> I note that in 5 places this document has text that states the 
> equivalent to "SHOULD be set to 0 on encoding, and MUST be ignored during decoding."
> (example given below).
> 
> Doesn't this make extending this in future more risky because if new 
> meaning are given to these bits then there could be senders already 
> transmitting non 0 values which a receiver might then misinterpret?
> 
> Hence, I was surprised that the constraints did not also include a 
> MUST on the encoding side (i.e. be strict in what you send ...), i.e. 
> "MUST be set to 0 on encoding, and MUST be ignored during decoding."
> 
> Example:
>    The extended is encoded as follows:
> 
>       0                   1                   2                   3
>       0 1 2 3 4 5 6 7 8 9 0 1 2 3 4 5 6 7 8 9 0 1 2 3 4 5 6 7 8 9 0 1
>      +-+-+-+-+-+-+-+-+-+-+-+-+-+-+-+-+-+-+-+-+-+-+-+-+-+-+-+-+-+-+-+-+
>      |   reserved    |   reserved    |   reserved    |   reserved    |
>      +-+-+-+-+-+-+-+-+-+-+-+-+-+-+-+-+-+-+-+-+-+-+-+-+-+-+-+-+-+-+-+-+
>      |   reserved    | r.|    DSCP   |
>      +-+-+-+-+-+-+-+-+-+-+-+-+-+-+-+-+
> 
>            Figure 6: Traffic Marking Extended Community Encoding
> 
>    o  DSCP: new DSCP value for the transiting IP packet.
> 
>    o  reserved, r.: SHOULD be set to 0 on encoding, and MUST be ignored
>       during decoding.
> 
> 
> ----------------------------------------------------------------------
> COMMENT:
> ----------------------------------------------------------------------
> 
> Hi,
> 
> I also had a few minor comments on this document:
> 
> 4.1.  Length Encoding
> 
>    o  If the NLRI length is smaller than 240 (0xf0 hex) octets, the
>       length field can be encoded as a single octet.
> 
>    o  Otherwise, it is encoded as an extended-length 2-octet value in
>       which the most significant nibble of the first octet is all ones.
> 
> This describes the first nibble in binary, and then later it is shown 
> in hex.
> It might be more clear to write ... in which the most significant 
> nibble has the hex value 0xf.
> 
>    In Figure 1 above, values less-than 240 are encoded using two hex
>    digits (0xnn).  Values above 239 are encoded using 3 hex digits
>    (0xfnnn).  The highest value that can be represented with this
>    encoding is 4095.  For example the length value of 239 is encoded as
>    0xef (single octet) while 240 is encoded as 0xf0f0 (2-octet).
> 
> 4.2.  NLRI Value Encoding
> 
>    Components MUST follow strict type ordering by increasing numerical
>    order.  A given component type may (exactly once) or may not be
>    present in the Flow Specification.  If present, it MUST precede any
>    component of higher numeric type value.
> 

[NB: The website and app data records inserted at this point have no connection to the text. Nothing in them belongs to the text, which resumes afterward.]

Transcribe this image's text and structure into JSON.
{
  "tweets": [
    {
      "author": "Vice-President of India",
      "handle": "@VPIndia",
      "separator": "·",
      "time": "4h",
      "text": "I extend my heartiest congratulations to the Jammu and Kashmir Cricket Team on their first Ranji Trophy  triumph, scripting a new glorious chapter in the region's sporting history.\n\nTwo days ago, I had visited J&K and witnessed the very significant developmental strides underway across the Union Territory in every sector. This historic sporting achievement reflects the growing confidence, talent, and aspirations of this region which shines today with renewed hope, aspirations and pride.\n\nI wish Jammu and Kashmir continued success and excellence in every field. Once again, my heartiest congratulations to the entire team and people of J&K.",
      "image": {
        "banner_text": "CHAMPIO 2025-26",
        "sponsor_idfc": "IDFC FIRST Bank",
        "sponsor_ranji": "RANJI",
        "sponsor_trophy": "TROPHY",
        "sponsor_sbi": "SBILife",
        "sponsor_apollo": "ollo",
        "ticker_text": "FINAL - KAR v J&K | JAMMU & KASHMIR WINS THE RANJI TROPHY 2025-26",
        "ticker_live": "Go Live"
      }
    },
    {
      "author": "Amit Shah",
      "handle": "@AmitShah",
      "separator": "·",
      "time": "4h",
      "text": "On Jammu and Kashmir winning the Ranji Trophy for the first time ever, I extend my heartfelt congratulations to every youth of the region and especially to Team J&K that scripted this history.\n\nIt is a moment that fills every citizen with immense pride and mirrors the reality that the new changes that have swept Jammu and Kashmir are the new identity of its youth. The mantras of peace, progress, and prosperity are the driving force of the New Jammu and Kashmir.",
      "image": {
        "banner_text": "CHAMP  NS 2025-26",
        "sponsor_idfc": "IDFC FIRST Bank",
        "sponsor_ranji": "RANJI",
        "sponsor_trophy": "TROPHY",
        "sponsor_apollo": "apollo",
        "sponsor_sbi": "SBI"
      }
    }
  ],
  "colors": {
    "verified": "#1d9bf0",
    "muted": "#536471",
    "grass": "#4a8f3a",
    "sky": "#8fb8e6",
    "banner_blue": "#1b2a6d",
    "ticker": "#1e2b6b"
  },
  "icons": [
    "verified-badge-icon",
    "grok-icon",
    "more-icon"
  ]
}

> I wasn't sure, but wondering whether "may (exactly once) or may not be"
> should be "MAY (exactly once) be"?
> 
> Sue:  (treating as a "editorial)

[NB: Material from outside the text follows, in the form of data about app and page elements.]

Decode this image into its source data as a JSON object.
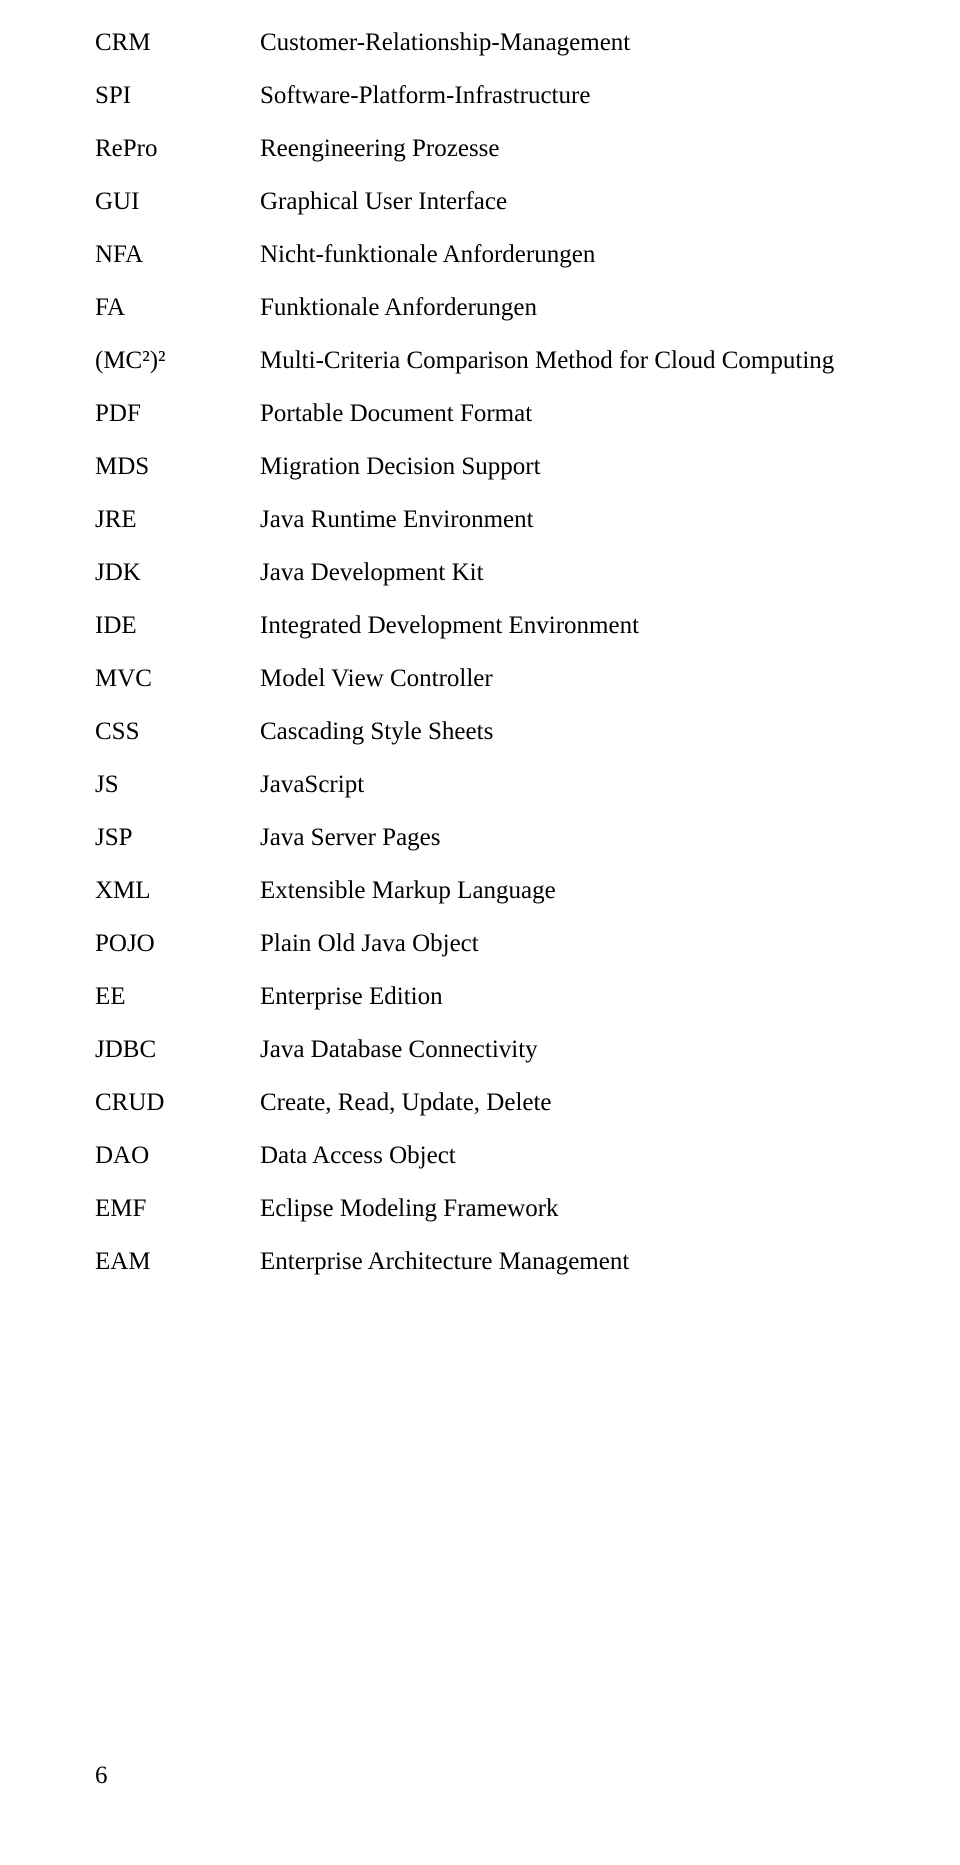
{
  "glossary": [
    {
      "abbr": "CRM",
      "def": "Customer-Relationship-Management"
    },
    {
      "abbr": "SPI",
      "def": "Software-Platform-Infrastructure"
    },
    {
      "abbr": "RePro",
      "def": "Reengineering Prozesse"
    },
    {
      "abbr": "GUI",
      "def": "Graphical User Interface"
    },
    {
      "abbr": "NFA",
      "def": "Nicht-funktionale Anforderungen"
    },
    {
      "abbr": "FA",
      "def": "Funktionale Anforderungen"
    },
    {
      "abbr": "(MC²)²",
      "def": "Multi-Criteria Comparison Method for Cloud Computing"
    },
    {
      "abbr": "PDF",
      "def": "Portable Document Format"
    },
    {
      "abbr": "MDS",
      "def": "Migration Decision Support"
    },
    {
      "abbr": "JRE",
      "def": "Java Runtime Environment"
    },
    {
      "abbr": "JDK",
      "def": "Java Development Kit"
    },
    {
      "abbr": "IDE",
      "def": "Integrated Development Environment"
    },
    {
      "abbr": "MVC",
      "def": "Model View Controller"
    },
    {
      "abbr": "CSS",
      "def": "Cascading Style Sheets"
    },
    {
      "abbr": "JS",
      "def": "JavaScript"
    },
    {
      "abbr": "JSP",
      "def": "Java Server Pages"
    },
    {
      "abbr": "XML",
      "def": "Extensible Markup Language"
    },
    {
      "abbr": "POJO",
      "def": "Plain Old Java Object"
    },
    {
      "abbr": "EE",
      "def": "Enterprise Edition"
    },
    {
      "abbr": "JDBC",
      "def": "Java Database Connectivity"
    },
    {
      "abbr": "CRUD",
      "def": "Create, Read, Update, Delete"
    },
    {
      "abbr": "DAO",
      "def": "Data Access Object"
    },
    {
      "abbr": "EMF",
      "def": "Eclipse Modeling Framework"
    },
    {
      "abbr": "EAM",
      "def": "Enterprise Architecture Management"
    }
  ],
  "page_number": "6"
}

> 
> Does this work for you?
> Old/A given component type may (exactly once) or may not be present in 
> the flow Specification/
> 

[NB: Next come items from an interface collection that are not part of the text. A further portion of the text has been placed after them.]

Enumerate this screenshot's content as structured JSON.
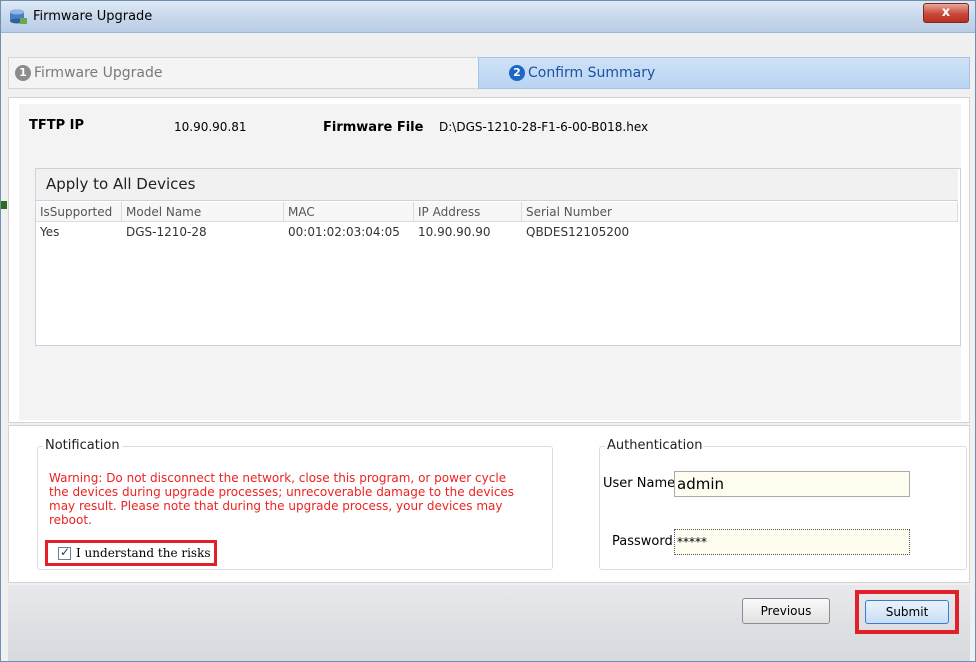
{
  "window": {
    "title": "Firmware Upgrade",
    "close_label": "x"
  },
  "steps": [
    {
      "number": "1",
      "label": "Firmware Upgrade",
      "active": false
    },
    {
      "number": "2",
      "label": "Confirm Summary",
      "active": true
    }
  ],
  "summary": {
    "tftp_label": "TFTP IP",
    "tftp_value": "10.90.90.81",
    "firmware_label": "Firmware File",
    "firmware_value": "D:\\DGS-1210-28-F1-6-00-B018.hex"
  },
  "devices": {
    "title": "Apply to All Devices",
    "columns": [
      "IsSupported",
      "Model Name",
      "MAC",
      "IP Address",
      "Serial Number"
    ],
    "rows": [
      [
        "Yes",
        "DGS-1210-28",
        "00:01:02:03:04:05",
        "10.90.90.90",
        "QBDES12105200"
      ]
    ]
  },
  "notification": {
    "title": "Notification",
    "warning": "Warning: Do not disconnect the network, close this program, or power cycle the devices during upgrade processes; unrecoverable damage to the devices may result. Please note that during the upgrade process, your devices may reboot.",
    "checkbox_label": "I understand the risks",
    "checkbox_checked": true
  },
  "authentication": {
    "title": "Authentication",
    "username_label": "User Name",
    "username_value": "admin",
    "password_label": "Password",
    "password_value": "*****"
  },
  "footer": {
    "previous_label": "Previous",
    "submit_label": "Submit"
  },
  "colors": {
    "highlight": "#e2202a",
    "warning_text": "#ee2222",
    "step_active": "#1f67c4"
  }
}
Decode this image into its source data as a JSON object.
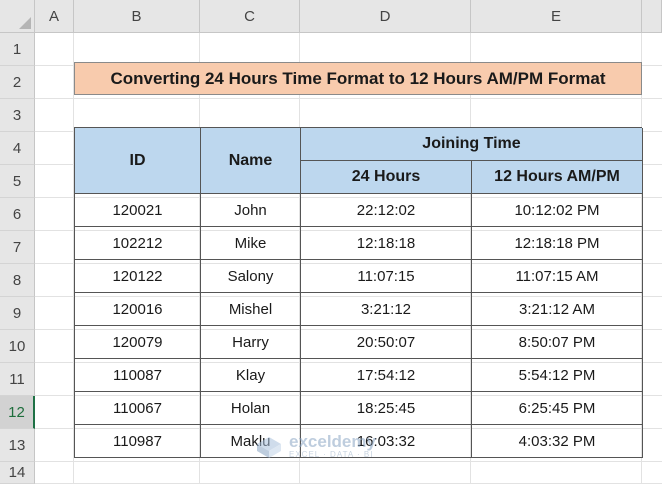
{
  "columns": [
    "A",
    "B",
    "C",
    "D",
    "E"
  ],
  "rows": [
    "1",
    "2",
    "3",
    "4",
    "5",
    "6",
    "7",
    "8",
    "9",
    "10",
    "11",
    "12",
    "13",
    "14"
  ],
  "selected_row": "12",
  "title": "Converting 24 Hours Time Format to 12 Hours AM/PM Format",
  "table": {
    "headers": {
      "id": "ID",
      "name": "Name",
      "joining_time": "Joining Time",
      "h24": "24 Hours",
      "h12": "12 Hours AM/PM"
    },
    "records": [
      {
        "id": "120021",
        "name": "John",
        "h24": "22:12:02",
        "h12": "10:12:02 PM"
      },
      {
        "id": "102212",
        "name": "Mike",
        "h24": "12:18:18",
        "h12": "12:18:18 PM"
      },
      {
        "id": "120122",
        "name": "Salony",
        "h24": "11:07:15",
        "h12": "11:07:15 AM"
      },
      {
        "id": "120016",
        "name": "Mishel",
        "h24": "3:21:12",
        "h12": "3:21:12 AM"
      },
      {
        "id": "120079",
        "name": "Harry",
        "h24": "20:50:07",
        "h12": "8:50:07 PM"
      },
      {
        "id": "110087",
        "name": "Klay",
        "h24": "17:54:12",
        "h12": "5:54:12 PM"
      },
      {
        "id": "110067",
        "name": "Holan",
        "h24": "18:25:45",
        "h12": "6:25:45 PM"
      },
      {
        "id": "110987",
        "name": "Maklu",
        "h24": "16:03:32",
        "h12": "4:03:32 PM"
      }
    ]
  },
  "watermark": {
    "name": "exceldemy",
    "tagline": "EXCEL · DATA · BI",
    "icon": "exceldemy-logo-icon"
  },
  "colors": {
    "title_fill": "#f8cbad",
    "header_fill": "#bdd7ee",
    "selected_row_accent": "#1e7145"
  }
}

> New/Each given component type may or may not be present in the Flow 
> Specification.  If a type is present, it may be present only once./
> 
> 
> 5.1.  Ordering of Flow Specifications
> 
>    For all other component types, unless otherwise specified, the
>    comparison is performed by comparing the component data as a binary
>    string using the memcmp() function as defined by [ISO_IEC_9899].  For
>    strings with equal lengths the lowest string (memcmp) has higher
>    precedence.  For strings of different lengths, the common prefix is
>    compared.  If the common prefix is not equal the string with the
>    lowest prefix has higher precedence.  If the common prefix is equal,
>    the longest string is considered to have higher precedence than the
>    shorter one.
> 
> I think that the intended comparison here is clear, but I was 
> wondering whether this text should flag endian concerns at all.  E.g. 
> if the component data has been stored in memory and any numeric values 
> have had endian conversion performed on them then a naive memcmp() 
> could give a different answer.
> 
> [Sue]:  (treating as a "editorial)
> If you have a suggestion on endian statements, please let us know.
> We  provide links to from other BGP specifications  for the types.
> Appendix A was intended to provide an example of the flow rule comparison.
> Do you think this helps?
> 
> The example encodings in section 4 were intended to provide examples 
> for implementers.
> 
> 
>